What is one business idea that you’re willing to give away to our readers?
Don’t underestimate the value of connecting with people … not just the ones that seem important, but everyone. There are a lot of opportunities that can come from conversations with people you might not think were worth chewing the fat with.
What is one book and one tool (i.e., piece of software) that helps you bring ideas to life?

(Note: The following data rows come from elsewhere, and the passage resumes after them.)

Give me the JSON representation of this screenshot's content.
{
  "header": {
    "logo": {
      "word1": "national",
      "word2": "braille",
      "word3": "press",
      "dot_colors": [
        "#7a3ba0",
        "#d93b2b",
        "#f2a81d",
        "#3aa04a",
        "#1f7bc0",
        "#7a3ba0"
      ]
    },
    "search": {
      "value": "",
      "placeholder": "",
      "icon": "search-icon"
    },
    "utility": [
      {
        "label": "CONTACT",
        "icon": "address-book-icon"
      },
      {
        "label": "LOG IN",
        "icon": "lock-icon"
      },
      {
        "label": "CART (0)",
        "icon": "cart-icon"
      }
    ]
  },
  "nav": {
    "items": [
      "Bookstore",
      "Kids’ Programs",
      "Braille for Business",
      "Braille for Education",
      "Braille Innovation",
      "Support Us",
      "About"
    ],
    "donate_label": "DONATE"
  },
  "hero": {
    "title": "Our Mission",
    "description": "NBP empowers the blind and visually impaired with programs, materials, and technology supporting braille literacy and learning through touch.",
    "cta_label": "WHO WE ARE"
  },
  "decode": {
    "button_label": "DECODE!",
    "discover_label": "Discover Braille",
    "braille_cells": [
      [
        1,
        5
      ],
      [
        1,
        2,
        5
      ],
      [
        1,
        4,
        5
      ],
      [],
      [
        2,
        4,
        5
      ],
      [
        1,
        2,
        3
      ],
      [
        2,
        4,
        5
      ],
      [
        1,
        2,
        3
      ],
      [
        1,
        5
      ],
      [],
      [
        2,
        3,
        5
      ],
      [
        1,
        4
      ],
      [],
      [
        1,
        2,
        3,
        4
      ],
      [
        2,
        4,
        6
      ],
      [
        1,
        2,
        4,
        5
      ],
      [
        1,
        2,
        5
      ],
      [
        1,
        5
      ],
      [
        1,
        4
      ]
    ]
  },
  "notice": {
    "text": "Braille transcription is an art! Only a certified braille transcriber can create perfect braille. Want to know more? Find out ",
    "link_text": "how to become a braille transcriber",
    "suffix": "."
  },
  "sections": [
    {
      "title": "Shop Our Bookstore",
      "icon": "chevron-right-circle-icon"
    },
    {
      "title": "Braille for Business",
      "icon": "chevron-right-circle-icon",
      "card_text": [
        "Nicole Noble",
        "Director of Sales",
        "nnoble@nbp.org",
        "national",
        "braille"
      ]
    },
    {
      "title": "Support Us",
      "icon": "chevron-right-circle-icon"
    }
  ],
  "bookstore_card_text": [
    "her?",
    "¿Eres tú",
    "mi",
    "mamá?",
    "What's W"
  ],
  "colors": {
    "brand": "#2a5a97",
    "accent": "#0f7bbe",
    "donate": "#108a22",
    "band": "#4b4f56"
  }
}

Book: “Last Child in the Woods” by Richard Louv. This book focuses on how our children have lost their connection to nature, and how to restore it. I found it very moving. If you look around today, kids are totally and completely immersed in the digital world. In some ways this is fantastic (access to knowledge, connection to broader social networks/cultures), and in other ways is dangerous (loss of interpersonal communication skills, inactivity and lack of a relationship with the outdoors). I was fortunate enough to grow up roaming the foothills of the Sangre De Christo mountains in New Mexico. Although I didn’t understand it at the time, those experiences have had a profound positive effect on how I live my life. This book has helped me understand that connection, and it has motivated me to share it with those who, for one reason or another, haven’t experienced it themselves.
Tool: Surfboard. Not only does this tool provide me access to the clarity of mind and perspective I need to stay focused, but I can throw anyone (who doesn’t already surf) on a board, push them out into the ocean, and put a smile on their face. That smile might turn into the next environmental activist, oceanographer, conservationist, who knows… worst case senario they have a good time outside.
(Google Apps is pretty cool, too, for an inexpensive communication suite for nonprofits.)
Who would you love to see interviewed on IdeaMensch?
Clair Smallwood at SHEJUMPS.ORG. What these ladies are doing is awesome. Empowering girls to reach their highest potential by getting them active in the outdoors. Rad.
What do you like the most about your job?
Whenever we do a kids camp, I end up completely worn out … Once you put a kid in the water it is hard to pull them out. Seeing that level of stoke, and knowing that I helped create it, is incredibly fulfilling.
What has been your best road trip?
Oregon to the southern tip of Baja and back. Waves, desert, solitude and roadside tacos. Enough said. (We also hauled a bunch of donated suits along and dropped them in various remote communities. Nothing like rolling into a town and tweaking the locals preconceived notions of your mission for being there.)